§ Exercise materials:
►

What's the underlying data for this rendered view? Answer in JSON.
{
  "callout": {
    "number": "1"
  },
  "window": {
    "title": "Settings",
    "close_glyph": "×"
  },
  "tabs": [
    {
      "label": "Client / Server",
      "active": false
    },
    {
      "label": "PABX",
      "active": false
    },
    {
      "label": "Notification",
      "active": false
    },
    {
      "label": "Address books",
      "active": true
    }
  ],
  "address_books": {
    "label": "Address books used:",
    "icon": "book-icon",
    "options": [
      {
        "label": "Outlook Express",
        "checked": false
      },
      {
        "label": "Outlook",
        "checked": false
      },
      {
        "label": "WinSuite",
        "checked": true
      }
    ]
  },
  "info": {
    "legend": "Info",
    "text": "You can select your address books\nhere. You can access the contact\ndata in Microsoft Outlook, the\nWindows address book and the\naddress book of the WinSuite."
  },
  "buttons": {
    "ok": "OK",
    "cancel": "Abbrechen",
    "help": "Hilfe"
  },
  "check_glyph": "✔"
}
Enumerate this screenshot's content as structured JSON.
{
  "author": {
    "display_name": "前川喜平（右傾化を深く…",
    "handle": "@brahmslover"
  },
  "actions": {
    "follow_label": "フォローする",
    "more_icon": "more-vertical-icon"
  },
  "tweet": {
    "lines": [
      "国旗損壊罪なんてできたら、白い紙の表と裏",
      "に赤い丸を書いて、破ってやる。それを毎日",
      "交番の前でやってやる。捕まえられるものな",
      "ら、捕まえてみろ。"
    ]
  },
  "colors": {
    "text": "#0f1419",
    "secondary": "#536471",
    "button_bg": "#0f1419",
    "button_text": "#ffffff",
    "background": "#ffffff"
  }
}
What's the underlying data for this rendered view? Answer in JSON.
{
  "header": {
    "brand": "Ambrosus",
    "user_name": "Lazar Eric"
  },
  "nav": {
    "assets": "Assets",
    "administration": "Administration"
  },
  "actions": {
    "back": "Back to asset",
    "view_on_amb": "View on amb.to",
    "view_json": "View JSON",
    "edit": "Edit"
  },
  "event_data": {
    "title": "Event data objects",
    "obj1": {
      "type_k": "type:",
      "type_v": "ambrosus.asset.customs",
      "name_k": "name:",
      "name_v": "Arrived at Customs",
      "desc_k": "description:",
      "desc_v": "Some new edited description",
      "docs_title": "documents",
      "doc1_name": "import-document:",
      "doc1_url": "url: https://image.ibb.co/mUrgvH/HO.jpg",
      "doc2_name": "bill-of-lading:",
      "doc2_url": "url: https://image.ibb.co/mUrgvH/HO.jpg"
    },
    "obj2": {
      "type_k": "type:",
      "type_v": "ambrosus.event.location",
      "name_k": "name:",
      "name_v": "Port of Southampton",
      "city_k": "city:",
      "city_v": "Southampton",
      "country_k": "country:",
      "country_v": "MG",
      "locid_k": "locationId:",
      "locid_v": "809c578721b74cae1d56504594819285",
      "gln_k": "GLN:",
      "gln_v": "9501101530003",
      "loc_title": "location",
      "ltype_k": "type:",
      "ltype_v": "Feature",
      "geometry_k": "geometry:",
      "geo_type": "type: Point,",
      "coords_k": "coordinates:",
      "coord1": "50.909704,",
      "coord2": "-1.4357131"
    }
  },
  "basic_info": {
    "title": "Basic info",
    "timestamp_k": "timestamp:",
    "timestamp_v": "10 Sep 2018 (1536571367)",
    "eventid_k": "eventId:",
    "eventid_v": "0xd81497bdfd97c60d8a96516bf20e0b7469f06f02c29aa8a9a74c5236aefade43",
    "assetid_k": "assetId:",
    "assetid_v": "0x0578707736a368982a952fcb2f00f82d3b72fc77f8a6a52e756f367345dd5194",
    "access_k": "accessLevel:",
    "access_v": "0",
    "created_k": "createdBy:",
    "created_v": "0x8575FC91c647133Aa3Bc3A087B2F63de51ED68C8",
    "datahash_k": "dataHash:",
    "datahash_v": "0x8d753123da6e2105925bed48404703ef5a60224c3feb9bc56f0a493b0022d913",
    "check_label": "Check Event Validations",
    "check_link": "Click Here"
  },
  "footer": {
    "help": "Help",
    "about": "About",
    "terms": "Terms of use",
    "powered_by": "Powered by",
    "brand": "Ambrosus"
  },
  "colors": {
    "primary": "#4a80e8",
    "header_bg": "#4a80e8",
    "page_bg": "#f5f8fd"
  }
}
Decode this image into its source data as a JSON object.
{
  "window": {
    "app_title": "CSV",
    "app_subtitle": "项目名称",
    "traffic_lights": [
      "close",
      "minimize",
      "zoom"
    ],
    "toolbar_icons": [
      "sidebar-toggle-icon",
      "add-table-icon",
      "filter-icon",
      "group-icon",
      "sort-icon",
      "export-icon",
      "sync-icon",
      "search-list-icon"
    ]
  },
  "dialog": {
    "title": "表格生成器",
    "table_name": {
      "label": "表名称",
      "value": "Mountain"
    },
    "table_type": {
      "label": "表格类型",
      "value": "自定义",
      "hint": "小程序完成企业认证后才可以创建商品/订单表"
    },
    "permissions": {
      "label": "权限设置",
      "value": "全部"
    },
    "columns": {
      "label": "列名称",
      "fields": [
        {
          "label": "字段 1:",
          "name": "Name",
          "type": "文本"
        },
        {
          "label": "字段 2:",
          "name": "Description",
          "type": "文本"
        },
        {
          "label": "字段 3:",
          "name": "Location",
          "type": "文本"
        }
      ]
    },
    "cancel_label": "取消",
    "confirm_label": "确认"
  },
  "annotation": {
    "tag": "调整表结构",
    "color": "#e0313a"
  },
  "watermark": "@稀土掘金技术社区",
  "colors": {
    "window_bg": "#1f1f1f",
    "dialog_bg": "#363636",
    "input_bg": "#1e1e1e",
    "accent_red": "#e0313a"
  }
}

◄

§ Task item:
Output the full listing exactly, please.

§ Result for this exercise:
What's the underlying data for this rendered view? Answer in JSON.
{
  "callout": {
    "number": "1"
  },
  "window": {
    "title": "Settings",
    "close_glyph": "×"
  },
  "tabs": [
    {
      "label": "Client / Server",
      "active": false
    },
    {
      "label": "PABX",
      "active": false
    },
    {
      "label": "Notification",
      "active": false
    },
    {
      "label": "Address books",
      "active": true
    }
  ],
  "address_books": {
    "label": "Address books used:",
    "icon": "book-icon",
    "options": [
      {
        "label": "Outlook Express",
        "checked": false
      },
      {
        "label": "Outlook",
        "checked": false
      },
      {
        "label": "WinSuite",
        "checked": true
      }
    ]
  },
  "info": {
    "legend": "Info",
    "text": "You can select your address books\nhere. You can access the contact\ndata in Microsoft Outlook, the\nWindows address book and the\naddress book of the WinSuite."
  },
  "buttons": {
    "ok": "OK",
    "cancel": "Abbrechen",
    "help": "Hilfe"
  },
  "check_glyph": "✔"
}
Enumerate this screenshot's content as structured JSON.
{
  "author": {
    "display_name": "前川喜平（右傾化を深く…",
    "handle": "@brahmslover"
  },
  "actions": {
    "follow_label": "フォローする",
    "more_icon": "more-vertical-icon"
  },
  "tweet": {
    "lines": [
      "国旗損壊罪なんてできたら、白い紙の表と裏",
      "に赤い丸を書いて、破ってやる。それを毎日",
      "交番の前でやってやる。捕まえられるものな",
      "ら、捕まえてみろ。"
    ]
  },
  "colors": {
    "text": "#0f1419",
    "secondary": "#536471",
    "button_bg": "#0f1419",
    "button_text": "#ffffff",
    "background": "#ffffff"
  }
}
What's the underlying data for this rendered view? Answer in JSON.
{
  "header": {
    "brand": "Ambrosus",
    "user_name": "Lazar Eric"
  },
  "nav": {
    "assets": "Assets",
    "administration": "Administration"
  },
  "actions": {
    "back": "Back to asset",
    "view_on_amb": "View on amb.to",
    "view_json": "View JSON",
    "edit": "Edit"
  },
  "event_data": {
    "title": "Event data objects",
    "obj1": {
      "type_k": "type:",
      "type_v": "ambrosus.asset.customs",
      "name_k": "name:",
      "name_v": "Arrived at Customs",
      "desc_k": "description:",
      "desc_v": "Some new edited description",
      "docs_title": "documents",
      "doc1_name": "import-document:",
      "doc1_url": "url: https://image.ibb.co/mUrgvH/HO.jpg",
      "doc2_name": "bill-of-lading:",
      "doc2_url": "url: https://image.ibb.co/mUrgvH/HO.jpg"
    },
    "obj2": {
      "type_k": "type:",
      "type_v": "ambrosus.event.location",
      "name_k": "name:",
      "name_v": "Port of Southampton",
      "city_k": "city:",
      "city_v": "Southampton",
      "country_k": "country:",
      "country_v": "MG",
      "locid_k": "locationId:",
      "locid_v": "809c578721b74cae1d56504594819285",
      "gln_k": "GLN:",
      "gln_v": "9501101530003",
      "loc_title": "location",
      "ltype_k": "type:",
      "ltype_v": "Feature",
      "geometry_k": "geometry:",
      "geo_type": "type: Point,",
      "coords_k": "coordinates:",
      "coord1": "50.909704,",
      "coord2": "-1.4357131"
    }
  },
  "basic_info": {
    "title": "Basic info",
    "timestamp_k": "timestamp:",
    "timestamp_v": "10 Sep 2018 (1536571367)",
    "eventid_k": "eventId:",
    "eventid_v": "0xd81497bdfd97c60d8a96516bf20e0b7469f06f02c29aa8a9a74c5236aefade43",
    "assetid_k": "assetId:",
    "assetid_v": "0x0578707736a368982a952fcb2f00f82d3b72fc77f8a6a52e756f367345dd5194",
    "access_k": "accessLevel:",
    "access_v": "0",
    "created_k": "createdBy:",
    "created_v": "0x8575FC91c647133Aa3Bc3A087B2F63de51ED68C8",
    "datahash_k": "dataHash:",
    "datahash_v": "0x8d753123da6e2105925bed48404703ef5a60224c3feb9bc56f0a493b0022d913",
    "check_label": "Check Event Validations",
    "check_link": "Click Here"
  },
  "footer": {
    "help": "Help",
    "about": "About",
    "terms": "Terms of use",
    "powered_by": "Powered by",
    "brand": "Ambrosus"
  },
  "colors": {
    "primary": "#4a80e8",
    "header_bg": "#4a80e8",
    "page_bg": "#f5f8fd"
  }
}
Decode this image into its source data as a JSON object.
{
  "window": {
    "app_title": "CSV",
    "app_subtitle": "项目名称",
    "traffic_lights": [
      "close",
      "minimize",
      "zoom"
    ],
    "toolbar_icons": [
      "sidebar-toggle-icon",
      "add-table-icon",
      "filter-icon",
      "group-icon",
      "sort-icon",
      "export-icon",
      "sync-icon",
      "search-list-icon"
    ]
  },
  "dialog": {
    "title": "表格生成器",
    "table_name": {
      "label": "表名称",
      "value": "Mountain"
    },
    "table_type": {
      "label": "表格类型",
      "value": "自定义",
      "hint": "小程序完成企业认证后才可以创建商品/订单表"
    },
    "permissions": {
      "label": "权限设置",
      "value": "全部"
    },
    "columns": {
      "label": "列名称",
      "fields": [
        {
          "label": "字段 1:",
          "name": "Name",
          "type": "文本"
        },
        {
          "label": "字段 2:",
          "name": "Description",
          "type": "文本"
        },
        {
          "label": "字段 3:",
          "name": "Location",
          "type": "文本"
        }
      ]
    },
    "cancel_label": "取消",
    "confirm_label": "确认"
  },
  "annotation": {
    "tag": "调整表结构",
    "color": "#e0313a"
  },
  "watermark": "@稀土掘金技术社区",
  "colors": {
    "window_bg": "#1f1f1f",
    "dialog_bg": "#363636",
    "input_bg": "#1e1e1e",
    "accent_red": "#e0313a"
  }
}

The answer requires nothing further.